Exercise >> Return the full listing below, unchanged.

>>>>

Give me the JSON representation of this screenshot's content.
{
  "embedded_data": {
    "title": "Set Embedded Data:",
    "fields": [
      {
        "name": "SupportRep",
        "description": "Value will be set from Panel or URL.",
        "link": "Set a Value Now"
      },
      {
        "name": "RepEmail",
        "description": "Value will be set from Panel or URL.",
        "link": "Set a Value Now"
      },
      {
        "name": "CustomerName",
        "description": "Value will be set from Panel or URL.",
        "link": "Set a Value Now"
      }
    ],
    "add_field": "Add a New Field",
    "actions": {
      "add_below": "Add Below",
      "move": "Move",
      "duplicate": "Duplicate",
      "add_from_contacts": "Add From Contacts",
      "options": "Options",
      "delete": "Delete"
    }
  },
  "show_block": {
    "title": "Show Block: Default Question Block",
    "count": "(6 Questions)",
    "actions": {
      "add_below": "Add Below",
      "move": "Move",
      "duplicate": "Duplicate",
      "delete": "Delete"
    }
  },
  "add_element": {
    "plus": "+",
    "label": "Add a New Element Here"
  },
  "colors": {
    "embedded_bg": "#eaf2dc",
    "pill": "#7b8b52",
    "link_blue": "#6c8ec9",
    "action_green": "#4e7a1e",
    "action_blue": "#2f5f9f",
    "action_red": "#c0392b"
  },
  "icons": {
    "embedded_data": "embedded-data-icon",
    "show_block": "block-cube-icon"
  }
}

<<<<

Solution for this exercise >>
Give me the JSON representation of this screenshot's content.
{
  "embedded_data": {
    "title": "Set Embedded Data:",
    "fields": [
      {
        "name": "SupportRep",
        "description": "Value will be set from Panel or URL.",
        "link": "Set a Value Now"
      },
      {
        "name": "RepEmail",
        "description": "Value will be set from Panel or URL.",
        "link": "Set a Value Now"
      },
      {
        "name": "CustomerName",
        "description": "Value will be set from Panel or URL.",
        "link": "Set a Value Now"
      }
    ],
    "add_field": "Add a New Field",
    "actions": {
      "add_below": "Add Below",
      "move": "Move",
      "duplicate": "Duplicate",
      "add_from_contacts": "Add From Contacts",
      "options": "Options",
      "delete": "Delete"
    }
  },
  "show_block": {
    "title": "Show Block: Default Question Block",
    "count": "(6 Questions)",
    "actions": {
      "add_below": "Add Below",
      "move": "Move",
      "duplicate": "Duplicate",
      "delete": "Delete"
    }
  },
  "add_element": {
    "plus": "+",
    "label": "Add a New Element Here"
  },
  "colors": {
    "embedded_bg": "#eaf2dc",
    "pill": "#7b8b52",
    "link_blue": "#6c8ec9",
    "action_green": "#4e7a1e",
    "action_blue": "#2f5f9f",
    "action_red": "#c0392b"
  },
  "icons": {
    "embedded_data": "embedded-data-icon",
    "show_block": "block-cube-icon"
  }
}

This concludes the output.